**ASSIGNMENT**
Every line below must come back exactly as it stands, with the images omitted.

**THE DATA**

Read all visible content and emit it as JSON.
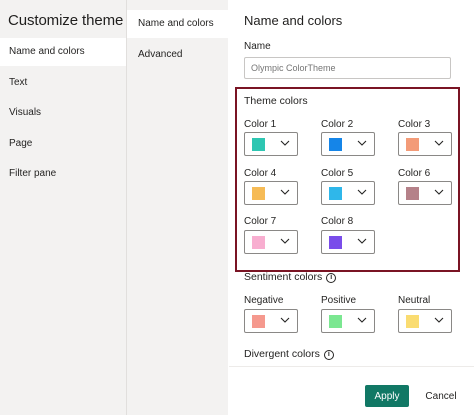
{
  "dialog_title": "Customize theme",
  "nav": {
    "items": [
      {
        "label": "Name and colors",
        "active": true
      },
      {
        "label": "Text",
        "active": false
      },
      {
        "label": "Visuals",
        "active": false
      },
      {
        "label": "Page",
        "active": false
      },
      {
        "label": "Filter pane",
        "active": false
      }
    ]
  },
  "subnav": {
    "items": [
      {
        "label": "Name and colors",
        "active": true
      },
      {
        "label": "Advanced",
        "active": false
      }
    ]
  },
  "pane": {
    "title": "Name and colors",
    "name_label": "Name",
    "name_placeholder": "Olympic ColorTheme",
    "theme_colors_label": "Theme colors",
    "theme_colors": [
      {
        "label": "Color 1",
        "color": "#2ec6b2"
      },
      {
        "label": "Color 2",
        "color": "#1585e8"
      },
      {
        "label": "Color 3",
        "color": "#f39b78"
      },
      {
        "label": "Color 4",
        "color": "#f6bb56"
      },
      {
        "label": "Color 5",
        "color": "#2fb7ea"
      },
      {
        "label": "Color 6",
        "color": "#b58189"
      },
      {
        "label": "Color 7",
        "color": "#f8aed0"
      },
      {
        "label": "Color 8",
        "color": "#7a4dea"
      }
    ],
    "sentiment_label": "Sentiment colors",
    "sentiment_colors": [
      {
        "label": "Negative",
        "color": "#f5998e"
      },
      {
        "label": "Positive",
        "color": "#7be791"
      },
      {
        "label": "Neutral",
        "color": "#fadc71"
      }
    ],
    "divergent_label": "Divergent colors",
    "info_glyph": "i"
  },
  "footer": {
    "apply_label": "Apply",
    "cancel_label": "Cancel",
    "apply_color": "#117865"
  },
  "accent_border_color": "#7a1424"
}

**ANSWER SECTION**
Read all visible content and emit it as JSON.
{
  "dialog_title": "Customize theme",
  "nav": {
    "items": [
      {
        "label": "Name and colors",
        "active": true
      },
      {
        "label": "Text",
        "active": false
      },
      {
        "label": "Visuals",
        "active": false
      },
      {
        "label": "Page",
        "active": false
      },
      {
        "label": "Filter pane",
        "active": false
      }
    ]
  },
  "subnav": {
    "items": [
      {
        "label": "Name and colors",
        "active": true
      },
      {
        "label": "Advanced",
        "active": false
      }
    ]
  },
  "pane": {
    "title": "Name and colors",
    "name_label": "Name",
    "name_placeholder": "Olympic ColorTheme",
    "theme_colors_label": "Theme colors",
    "theme_colors": [
      {
        "label": "Color 1",
        "color": "#2ec6b2"
      },
      {
        "label": "Color 2",
        "color": "#1585e8"
      },
      {
        "label": "Color 3",
        "color": "#f39b78"
      },
      {
        "label": "Color 4",
        "color": "#f6bb56"
      },
      {
        "label": "Color 5",
        "color": "#2fb7ea"
      },
      {
        "label": "Color 6",
        "color": "#b58189"
      },
      {
        "label": "Color 7",
        "color": "#f8aed0"
      },
      {
        "label": "Color 8",
        "color": "#7a4dea"
      }
    ],
    "sentiment_label": "Sentiment colors",
    "sentiment_colors": [
      {
        "label": "Negative",
        "color": "#f5998e"
      },
      {
        "label": "Positive",
        "color": "#7be791"
      },
      {
        "label": "Neutral",
        "color": "#fadc71"
      }
    ],
    "divergent_label": "Divergent colors",
    "info_glyph": "i"
  },
  "footer": {
    "apply_label": "Apply",
    "cancel_label": "Cancel",
    "apply_color": "#117865"
  },
  "accent_border_color": "#7a1424"
}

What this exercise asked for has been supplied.